We’re fudging it again, but someone had to show up in a Playboy Bunny costume and it might as well be Reese Witherspoon. Legally Blonde is a better-than-average 2001 comedy from director Robert Luketic that stars future Oscar-winner Reese Witherspoon as Elle Woods, a stereotypical “dumb blonde” who gets herself admitted to Harvard Law School because her ex-boyfriend, Warner Huntington III (Matthew Davis), thinks he needs to marry a woman with more serious ambitions. Surprise! Elle is actually good at it, and despite the efforts of Warner’s new girlfriend Vivian Kensington (Selma Blair) to humiliate her – by inviting her to a “costume” party where everyone mocks Elle for dressing as a Playboy Bunny when everybody else is in their street gear – the heroine learns a valuable lesson about growing up without losing her own identity. Legally Blonde spawned a terrible sequel and a popular stage musical, but the original still works thanks to its curious mélange of effective story tropes: the fish out of water, the innocent in a world of cynics, the sorority school clichés, the heartwarming coming of age tale and the paper-thin but structurally necessary legal drama. Plus, Reese looks really cute in that outfit.
King Kazma from Summer Wars
Not everyone saw Summer Wars, a fantastic anime film from director Mamoru Hosoda (The Girl Who Leapt Through Time), but everyone should. The film takes place in the near future, where a social network combining elements of Facebook and iCloud has tapped into every aspect of society, and into which a computer programmer named Kenji has accidentally unleashed an artificially intelligent super-virus capable of ending the world as we know it. It sounds like a formulaic thriller, but Hosoda’s decision to set the film at a rural family reunion – where the political machinations are meaningless and only the human cost of the potential catastrophe matters – places the film in a profound social context. The extended family into which Kenji has been plopped is full of colorful characters with various interests, not unlike the internet itself, and when they team up to help save the world Summer Wars actually becomes a hopeful sci-fi parable about the power of the internet to bring humanity together, not a paranoid warning about its dangers. It’s a rare treat to see technology in science fiction portrayed as a powerful source for good, and Summer Wars illustrates it beautifully and entertainingly.

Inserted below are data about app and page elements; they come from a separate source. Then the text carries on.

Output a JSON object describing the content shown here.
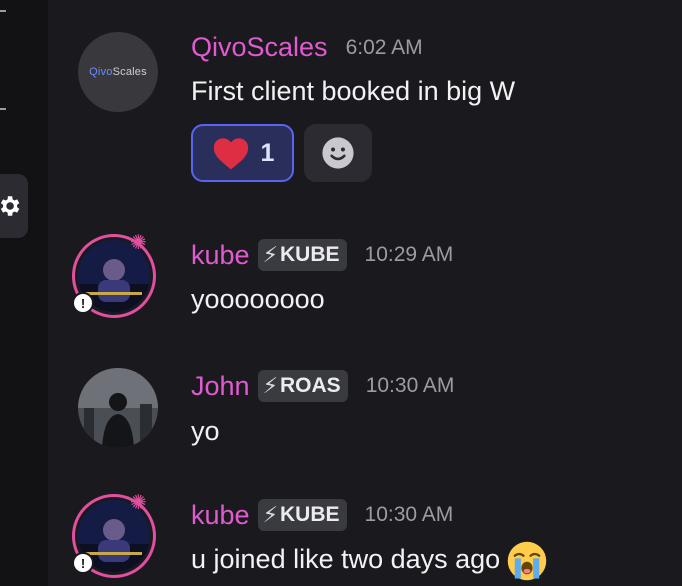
{
  "messages": [
    {
      "username": "QivoScales",
      "timestamp": "6:02 AM",
      "content": "First client booked in big W",
      "avatar_text_a": "Qivo",
      "avatar_text_b": "Scales",
      "reactions": [
        {
          "emoji": "heart",
          "count": "1"
        },
        {
          "emoji": "add-reaction"
        }
      ]
    },
    {
      "username": "kube",
      "tag": "KUBE",
      "timestamp": "10:29 AM",
      "content": "yoooooooo"
    },
    {
      "username": "John",
      "tag": "ROAS",
      "timestamp": "10:30 AM",
      "content": "yo"
    },
    {
      "username": "kube",
      "tag": "KUBE",
      "timestamp": "10:30 AM",
      "content": "u joined like two days ago",
      "trailing_emoji": "loudly-crying-face"
    }
  ],
  "colors": {
    "username": "#e15bd0",
    "timestamp": "#9b9ba3",
    "reaction_active_border": "#5865f2",
    "background": "#1a1a1e"
  },
  "icons": {
    "settings": "gear-icon",
    "tag": "lightning-icon",
    "add_reaction": "smiley-icon"
  }
}
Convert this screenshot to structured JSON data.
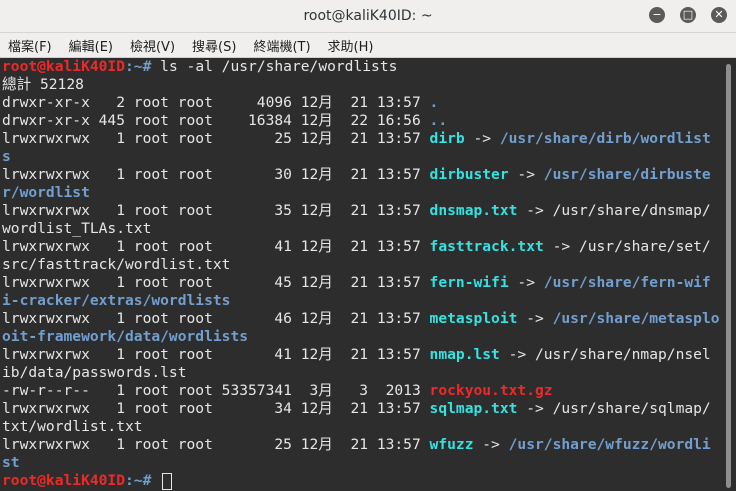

Oh yeah, and one of the characters has an internet avatar named “King Kazma,” an anthropomorphic rabbit who does battle with the virus in cyberspace. It’s a really cool rabbit. But regardless of the bunny, you should seek Summer Wars out. It’s one of the best films of the last few years.
Oh god, I really just wrote "regardless of the bunny," didn't i? Make me feel better by letting me know what your favorite movie bunny is.